About to plunge into my last week at Newcastle University, it’s safe to say the nostalgia has hit me all at once and I’m once again overcome with the all-consuming dread – what the hell am I going to do with my life? Where the hell has three years gone? Is this really goodbye?
Unlike your classic love affair, I was not infatuated from the off. This has been a slow burner, a gradual culmination of appreciation for everything this city offers: its transitional campus; its green spots amongst the grey; its surplus of culture wherever you look. Boy does this city have a lot to offer, and often it’s just a case of looking up.
Studying English Literature and Creative Writing has been the tipping point from a flirty affair into a full-blown romance. Not only has the Literature side exposed me to a whole host of writers I would never have come across myself, the theory has also enhanced my capabilities as a critical thinker. I find myself unable to watch a film, read a book or even leisurely peruse the pages of Vogue without my mind screaming ‘Hey, there’s something deeper going on in this discourse!’ now. My degree has made me more aware of social groups, history, politics – as well as enhancing my passion for writing.
Some of my finest accomplishments have come in third year and, in a way, I’m sad I didn’t act on my initiatives sooner. Joining the Courier as Lifestyle Editor has been so rewarding – our section can even boast winning section of the year – but more importantly, it’s developed my passion for Editing (as well as writing), motivated me to pursue my career goals (regardless of the long hours) and has introduced me to a whole host of young, inspiring journalists that I can’t wait to work alongside in the future.

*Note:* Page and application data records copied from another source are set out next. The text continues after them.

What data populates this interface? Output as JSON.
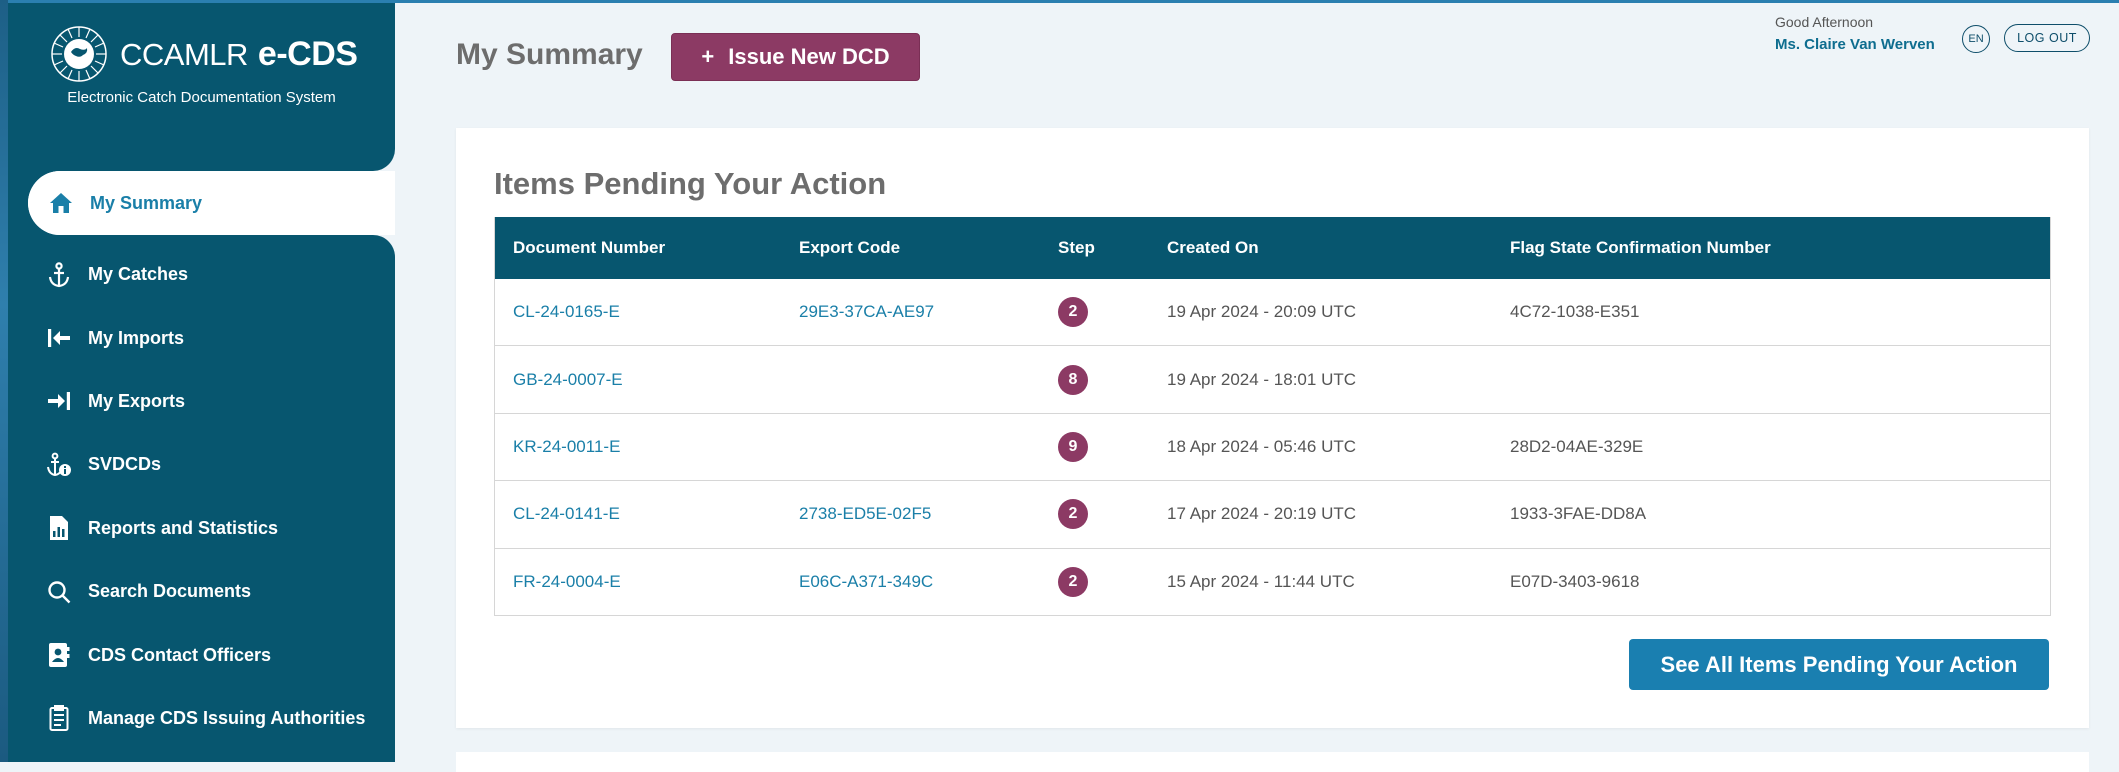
{
  "brand": {
    "name_light": "CCAMLR",
    "name_bold": "e-CDS",
    "subtitle": "Electronic Catch Documentation System"
  },
  "sidebar": {
    "active_item": {
      "label": "My Summary",
      "icon": "home-icon"
    },
    "items": [
      {
        "label": "My Catches",
        "icon": "anchor-icon"
      },
      {
        "label": "My Imports",
        "icon": "import-icon"
      },
      {
        "label": "My Exports",
        "icon": "export-icon"
      },
      {
        "label": "SVDCDs",
        "icon": "anchor-info-icon"
      },
      {
        "label": "Reports and Statistics",
        "icon": "report-icon"
      },
      {
        "label": "Search Documents",
        "icon": "search-icon"
      },
      {
        "label": "CDS Contact Officers",
        "icon": "contact-card-icon"
      },
      {
        "label": "Manage CDS Issuing Authorities",
        "icon": "checklist-icon"
      }
    ]
  },
  "header": {
    "title": "My Summary",
    "issue_button": {
      "symbol": "+",
      "label": "Issue New DCD"
    },
    "greeting": "Good Afternoon",
    "user_name": "Ms. Claire Van Werven",
    "language": "EN",
    "logout_label": "LOG OUT"
  },
  "pending": {
    "title": "Items Pending Your Action",
    "columns": [
      "Document Number",
      "Export Code",
      "Step",
      "Created On",
      "Flag State Confirmation Number"
    ],
    "rows": [
      {
        "doc": "CL-24-0165-E",
        "export_code": "29E3-37CA-AE97",
        "step": "2",
        "created": "19 Apr 2024 - 20:09 UTC",
        "flag": "4C72-1038-E351"
      },
      {
        "doc": "GB-24-0007-E",
        "export_code": "",
        "step": "8",
        "created": "19 Apr 2024 - 18:01 UTC",
        "flag": ""
      },
      {
        "doc": "KR-24-0011-E",
        "export_code": "",
        "step": "9",
        "created": "18 Apr 2024 - 05:46 UTC",
        "flag": "28D2-04AE-329E"
      },
      {
        "doc": "CL-24-0141-E",
        "export_code": "2738-ED5E-02F5",
        "step": "2",
        "created": "17 Apr 2024 - 20:19 UTC",
        "flag": "1933-3FAE-DD8A"
      },
      {
        "doc": "FR-24-0004-E",
        "export_code": "E06C-A371-349C",
        "step": "2",
        "created": "15 Apr 2024 - 11:44 UTC",
        "flag": "E07D-3403-9618"
      }
    ],
    "see_all_label": "See All Items Pending Your Action"
  },
  "colors": {
    "sidebar": "#07566f",
    "accent_maroon": "#8c3a64",
    "link_blue": "#1a7fa8",
    "button_blue": "#1a7fb0",
    "page_bg": "#eef4f8"
  }
}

That’s not to say University hasn’t had its tough points. Grieving a friend in Fresher’s week, struggling to settle in and forcing myself to leave the confines of my room when socialising was the last thing I wanted to do were difficult moments to contend with.
But these were the moments that taught me to find comfort in what makes me happy, as well as turning to others when all I needed was that reassuring hug that told me everything will be okay.

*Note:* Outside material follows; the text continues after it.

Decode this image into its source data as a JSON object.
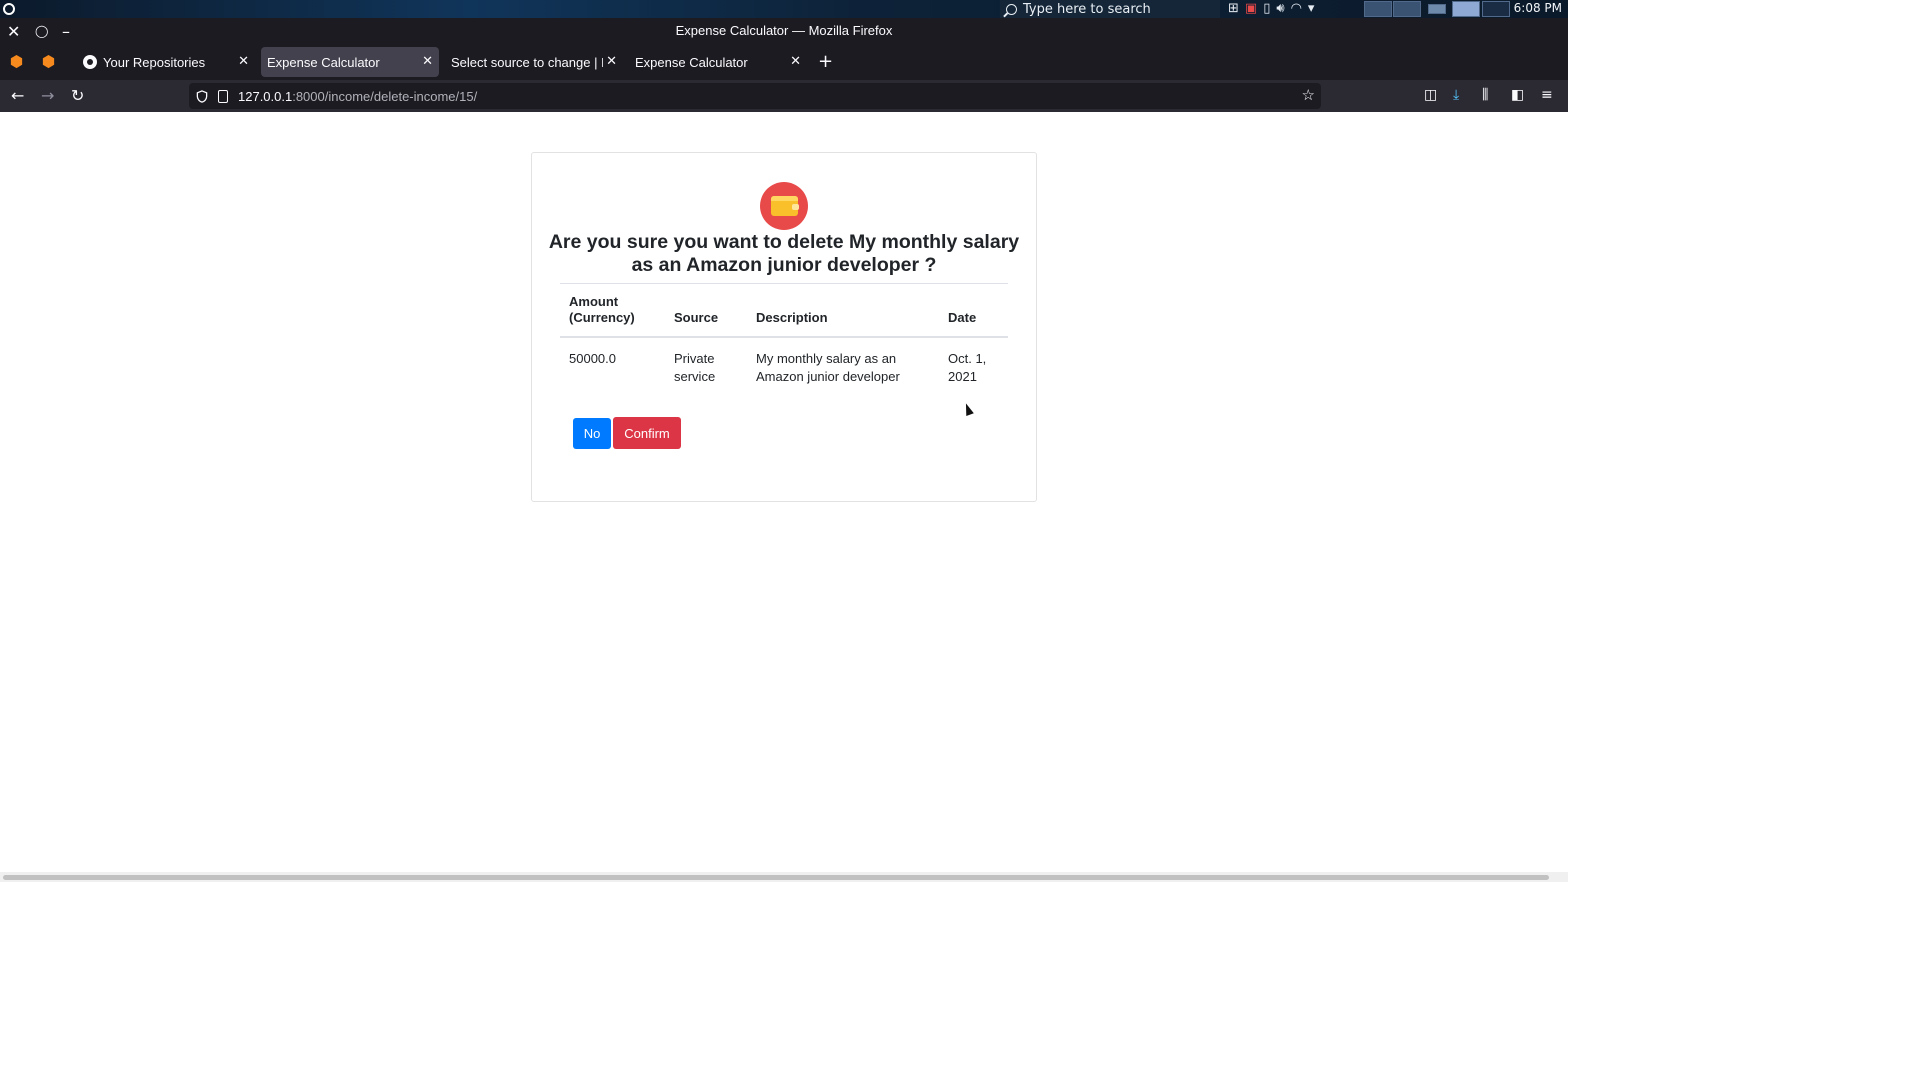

Of course, these are the friends that will lift you up when you’re having an off-day; they’re the friends who will remind you of your self-worth when an irrelevant boy makes a snide remark; they’re the friends who will become more than friends, they’ll become your family away from home. I’m lucky to say these are the people that have made me fall in love with Newcastle. So, to you my friends, I raise a toast for every Bridget Jones conundrum we’ve shared, every drunken takeaway we’ve devoured together and every tear we’ve shed together (through stress or laughter).
Newcastle, we’ve had a blast, and it seems as though I’m soft for you. It seems as though you’ve worked your magic on me and that I might just remain up here for a Journalism Masters.
That’s the problem, I’m just not ready to close the book on our love affair yet. Masters or no masters, then, I hope you’ll always welcome me home with your arms flung open, blueberry treble in hand, in an attempt to say: ‘Welcome home. It’s been too long.’